The wave propagation phenomena are ubiquitous in acoustics, electromagnetism, elasticity theory and their industrial applications. One can cite for example the detection of underwater objects by sonars (acoustic waves) or the design of telecommunication antennas (electromagnetic waves). The computer simulations of these phenomena are based on the solution of partial differential equations known as hyperbolic equations. These computations are performed most often using the methods of finite elements or finite differences on very fine structured meshes. This simplifies the code development but is not necessarily the most efficient option since the important phenomena may be concentrated in a small zone near the wave front and one could thus content oneself with a coarse approximation outside this zone. A strategy that optimizes the use of computing resources is based on the adaptive meshes that follow the wave front.
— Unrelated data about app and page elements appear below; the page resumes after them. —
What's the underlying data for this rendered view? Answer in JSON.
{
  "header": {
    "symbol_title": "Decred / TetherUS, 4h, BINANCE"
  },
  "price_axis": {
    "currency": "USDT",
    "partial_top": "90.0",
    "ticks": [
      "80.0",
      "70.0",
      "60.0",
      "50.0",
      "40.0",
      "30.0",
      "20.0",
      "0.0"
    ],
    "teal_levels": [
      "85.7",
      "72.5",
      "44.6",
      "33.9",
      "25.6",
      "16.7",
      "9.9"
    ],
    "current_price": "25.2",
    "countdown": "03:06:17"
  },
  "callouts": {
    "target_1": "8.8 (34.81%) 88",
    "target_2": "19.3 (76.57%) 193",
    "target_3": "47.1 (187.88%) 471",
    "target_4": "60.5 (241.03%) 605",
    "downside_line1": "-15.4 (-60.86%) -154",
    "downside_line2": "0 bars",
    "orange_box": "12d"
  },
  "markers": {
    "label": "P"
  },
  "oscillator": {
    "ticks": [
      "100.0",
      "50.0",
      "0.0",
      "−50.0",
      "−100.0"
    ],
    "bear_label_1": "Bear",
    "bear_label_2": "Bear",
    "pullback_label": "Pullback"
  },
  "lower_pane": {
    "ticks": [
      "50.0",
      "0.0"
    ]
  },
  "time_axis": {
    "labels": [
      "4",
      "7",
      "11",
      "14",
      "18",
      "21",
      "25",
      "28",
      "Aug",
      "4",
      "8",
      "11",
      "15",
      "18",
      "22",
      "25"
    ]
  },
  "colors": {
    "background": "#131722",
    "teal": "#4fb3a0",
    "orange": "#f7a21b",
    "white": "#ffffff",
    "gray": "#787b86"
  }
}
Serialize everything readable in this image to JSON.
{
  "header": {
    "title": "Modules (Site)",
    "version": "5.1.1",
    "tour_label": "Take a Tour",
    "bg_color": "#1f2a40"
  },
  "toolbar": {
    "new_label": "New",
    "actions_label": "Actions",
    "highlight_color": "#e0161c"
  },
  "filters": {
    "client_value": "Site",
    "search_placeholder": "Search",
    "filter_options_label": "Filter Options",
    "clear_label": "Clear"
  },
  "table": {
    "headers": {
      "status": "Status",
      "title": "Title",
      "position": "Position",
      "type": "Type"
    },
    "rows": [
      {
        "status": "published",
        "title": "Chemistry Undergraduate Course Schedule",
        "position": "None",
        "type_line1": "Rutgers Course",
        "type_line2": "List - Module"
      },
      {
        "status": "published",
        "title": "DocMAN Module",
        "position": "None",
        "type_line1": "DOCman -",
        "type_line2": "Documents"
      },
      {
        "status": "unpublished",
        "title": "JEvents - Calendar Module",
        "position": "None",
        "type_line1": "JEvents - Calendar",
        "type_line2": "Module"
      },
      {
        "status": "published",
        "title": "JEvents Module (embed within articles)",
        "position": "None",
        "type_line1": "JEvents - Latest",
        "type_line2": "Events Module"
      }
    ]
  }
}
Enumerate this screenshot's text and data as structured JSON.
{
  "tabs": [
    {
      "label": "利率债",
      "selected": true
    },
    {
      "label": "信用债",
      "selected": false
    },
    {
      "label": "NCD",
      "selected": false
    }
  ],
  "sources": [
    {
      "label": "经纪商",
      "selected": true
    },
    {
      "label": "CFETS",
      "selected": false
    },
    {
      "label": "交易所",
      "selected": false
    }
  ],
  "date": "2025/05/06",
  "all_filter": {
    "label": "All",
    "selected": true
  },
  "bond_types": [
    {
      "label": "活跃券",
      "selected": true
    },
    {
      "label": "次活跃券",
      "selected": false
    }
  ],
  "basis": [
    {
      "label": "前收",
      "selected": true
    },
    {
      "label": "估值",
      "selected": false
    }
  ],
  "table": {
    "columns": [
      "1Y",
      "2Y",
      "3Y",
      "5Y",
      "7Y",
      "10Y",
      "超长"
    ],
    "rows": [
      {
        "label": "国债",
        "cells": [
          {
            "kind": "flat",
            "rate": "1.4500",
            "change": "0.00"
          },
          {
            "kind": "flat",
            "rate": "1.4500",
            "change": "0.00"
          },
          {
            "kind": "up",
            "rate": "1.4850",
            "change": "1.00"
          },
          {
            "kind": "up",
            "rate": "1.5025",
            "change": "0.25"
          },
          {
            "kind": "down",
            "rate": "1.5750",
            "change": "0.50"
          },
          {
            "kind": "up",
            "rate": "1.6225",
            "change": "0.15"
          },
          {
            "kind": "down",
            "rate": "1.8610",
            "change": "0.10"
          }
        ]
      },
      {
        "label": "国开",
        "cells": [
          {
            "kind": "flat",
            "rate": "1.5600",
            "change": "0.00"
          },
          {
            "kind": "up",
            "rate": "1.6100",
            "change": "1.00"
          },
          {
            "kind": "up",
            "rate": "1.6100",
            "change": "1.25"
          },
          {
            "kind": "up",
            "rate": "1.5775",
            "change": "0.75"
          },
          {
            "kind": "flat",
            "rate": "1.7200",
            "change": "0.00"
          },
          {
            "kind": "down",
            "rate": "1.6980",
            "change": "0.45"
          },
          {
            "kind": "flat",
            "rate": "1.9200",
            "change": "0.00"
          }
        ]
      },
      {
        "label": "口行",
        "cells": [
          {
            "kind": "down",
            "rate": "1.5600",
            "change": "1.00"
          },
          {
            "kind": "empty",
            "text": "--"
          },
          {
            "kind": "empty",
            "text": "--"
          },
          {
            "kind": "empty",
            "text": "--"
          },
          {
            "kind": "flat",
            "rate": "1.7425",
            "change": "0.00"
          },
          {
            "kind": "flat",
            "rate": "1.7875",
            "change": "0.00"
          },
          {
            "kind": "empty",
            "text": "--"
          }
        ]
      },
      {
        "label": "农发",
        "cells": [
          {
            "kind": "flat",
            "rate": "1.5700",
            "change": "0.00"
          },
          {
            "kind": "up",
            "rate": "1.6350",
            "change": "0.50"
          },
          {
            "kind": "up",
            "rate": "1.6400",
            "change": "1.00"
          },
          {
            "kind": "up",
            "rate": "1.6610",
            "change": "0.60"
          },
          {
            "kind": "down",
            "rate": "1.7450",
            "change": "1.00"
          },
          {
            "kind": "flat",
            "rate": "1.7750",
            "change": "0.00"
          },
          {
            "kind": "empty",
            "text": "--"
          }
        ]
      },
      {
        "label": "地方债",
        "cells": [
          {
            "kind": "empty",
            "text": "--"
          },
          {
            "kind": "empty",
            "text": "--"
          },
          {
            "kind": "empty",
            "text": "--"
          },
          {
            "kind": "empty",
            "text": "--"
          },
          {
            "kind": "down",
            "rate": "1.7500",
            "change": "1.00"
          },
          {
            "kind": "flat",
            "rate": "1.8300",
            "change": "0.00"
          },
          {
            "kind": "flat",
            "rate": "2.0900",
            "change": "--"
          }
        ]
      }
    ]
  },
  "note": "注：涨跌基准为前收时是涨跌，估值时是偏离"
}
The automatic construction of adaptive meshes requires the a posteriori error estimates which are now classical in the case of elliptic and parabolic problems discretized in space by the finite elements. This being said, the case of hyperbolic problems remains mostly open. My talk focuses on the a posteriori error analysis for the linear second-order hyperbolic problem discretized by the second order Newmark scheme in time and the finite element method in space.